The Centers for Medicare and Medicaid push to eliminate barriers to the sale of cross-border health insurance plans isn’t going to find the answer in federal regulations, say insurers and health care providers.
Instead, as reported by Modern Healthcare, it’s the insurance business itself that restricts such cross-border sales.
In March, CMS asked for input on how to take away barriers to insurer cross-border sales, as well as “whether Farm Bureau insurance plans or short-term, limited duration plans could help facilitate the sale of individual market plans.” At present just four states have laws allowing such sales—Georgia, Maine, Oklahoma and Wyoming—but the results have been mediocre.
But perhaps the agency hasn’t gotten quite the type of feedback it was looking for.
In a comment letter, the National Association of Insurance Commissioners wrote, “These states have each taken a different approach, none of which has, to date, resulted in insurers offering comprehensive health insurance in a state in which it is not licensed. This shows that the impediments to interstate sales are not in federal law but are inherent in the business of health insurance.”

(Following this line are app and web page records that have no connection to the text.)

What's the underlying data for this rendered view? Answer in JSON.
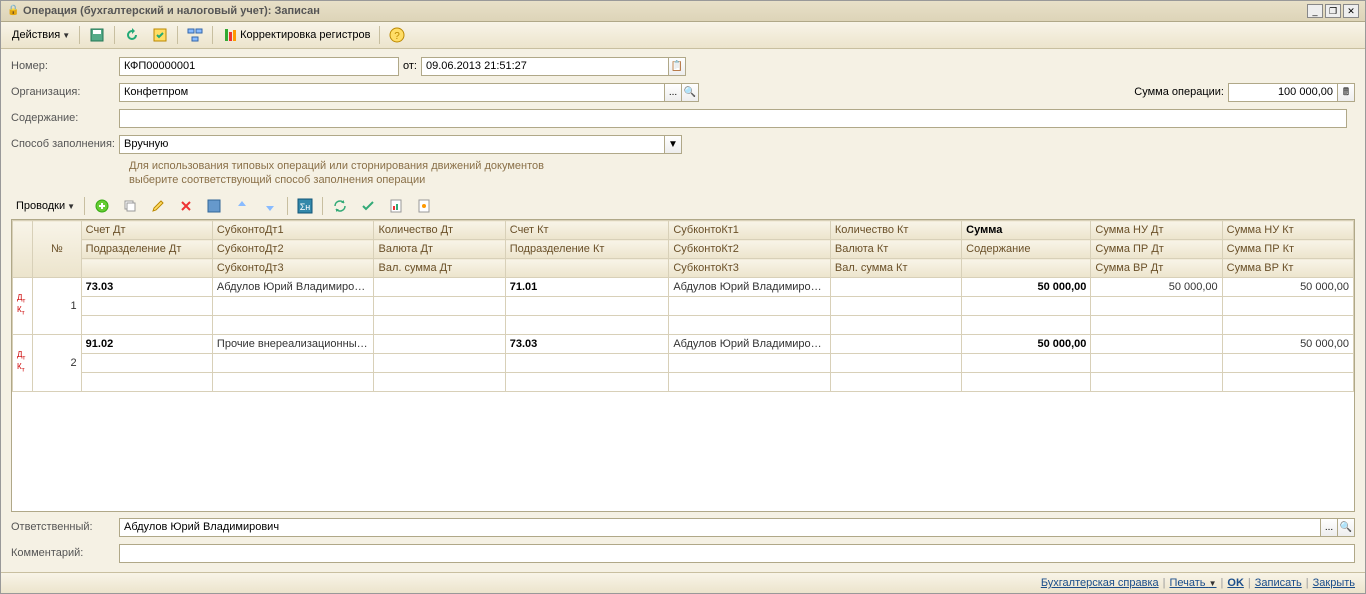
{
  "window": {
    "title": "Операция (бухгалтерский и налоговый учет): Записан"
  },
  "toolbar": {
    "actions": "Действия",
    "registers": "Корректировка регистров"
  },
  "form": {
    "number_label": "Номер:",
    "number": "КФП00000001",
    "from_label": "от:",
    "date": "09.06.2013 21:51:27",
    "org_label": "Организация:",
    "org": "Конфетпром",
    "content_label": "Содержание:",
    "content": "",
    "method_label": "Способ заполнения:",
    "method": "Вручную",
    "hint1": "Для использования типовых операций или сторнирования движений документов",
    "hint2": "выберите соответствующий способ заполнения операции",
    "sum_label": "Сумма операции:",
    "sum": "100 000,00",
    "entries_label": "Проводки",
    "resp_label": "Ответственный:",
    "resp": "Абдулов Юрий Владимирович",
    "comment_label": "Комментарий:",
    "comment": ""
  },
  "grid": {
    "headers": {
      "num": "№",
      "acc_dt": "Счет Дт",
      "dept_dt": "Подразделение Дт",
      "sub_dt1": "СубконтоДт1",
      "sub_dt2": "СубконтоДт2",
      "sub_dt3": "СубконтоДт3",
      "qty_dt": "Количество Дт",
      "cur_dt": "Валюта Дт",
      "cursum_dt": "Вал. сумма Дт",
      "acc_kt": "Счет Кт",
      "dept_kt": "Подразделение Кт",
      "sub_kt1": "СубконтоКт1",
      "sub_kt2": "СубконтоКт2",
      "sub_kt3": "СубконтоКт3",
      "qty_kt": "Количество Кт",
      "cur_kt": "Валюта Кт",
      "cursum_kt": "Вал. сумма Кт",
      "sum": "Сумма",
      "content": "Содержание",
      "nu_dt": "Сумма НУ Дт",
      "pr_dt": "Сумма ПР Дт",
      "vr_dt": "Сумма ВР Дт",
      "nu_kt": "Сумма НУ Кт",
      "pr_kt": "Сумма ПР Кт",
      "vr_kt": "Сумма ВР Кт"
    },
    "rows": [
      {
        "n": "1",
        "acc_dt": "73.03",
        "sub_dt1": "Абдулов Юрий Владимирович",
        "acc_kt": "71.01",
        "sub_kt1": "Абдулов Юрий Владимирович",
        "sum": "50 000,00",
        "nu_dt": "50 000,00",
        "nu_kt": "50 000,00"
      },
      {
        "n": "2",
        "acc_dt": "91.02",
        "sub_dt1": "Прочие внереализационные...",
        "acc_kt": "73.03",
        "sub_kt1": "Абдулов Юрий Владимирович",
        "sum": "50 000,00",
        "nu_dt": "",
        "nu_kt": "50 000,00"
      }
    ]
  },
  "footer": {
    "ref": "Бухгалтерская справка",
    "print": "Печать",
    "ok": "OK",
    "save": "Записать",
    "close": "Закрыть"
  }
}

Lobbying group America’s Health Insurance Plans also pointed out that Section 1333 of the Affordable Care Act permits such cross-border sales, with one or more states being allowed to sell plans through a health care compact. In fact, AHIP said in its comments that “The main challenges states face in operationalizing cross-border individual market insurance sales would be the same in any framework. Additional federal action that is outside the option to create compacts under section 1333 would only compound those challenges.”
And the Society of Actuaries weighed in to question whether one objective of expanding cross-border plan sales would even be achieved: lowering premiums. It wrote in its comment letter, “Regardless of where an insurer is licensed, premiums would reflect the costs of health care in an individual’s state of residence. Premiums would reflect local health costs, regardless of where coverage is purchased. This means that individuals in a high-cost area would not necessarily have lower premiums available to them by purchasing coverage from an insurer licensed in a low-cost state.”
SOA also pointed out the difficulties that could arise from regulatory challenges: “Providing regulatory authority for network adequacy based on state of residence is reasonable because it would be difficult for state regulators to regulate out-of-state provider networks. However, it could be problematic for the state of residence to enforce its rules regarding a carrier that is unlicensed in the state because the ultimate enforcement tool is the ability to suspend the company’s license.” Since the state in which the problem exists is not the state in which the problem company is licensed, it cannot take effective action to compel compliance with rules.
It also highlighted the potential for issue and rating requirement problems when expanding the sale of non-ACA-compliant policies “offered alongside traditional ACA products in each state.” If such expansion occurs, it points out, “adverse selection could occur between compact products and the ACA products, especially if subsidies are made available for the non-compliant products.”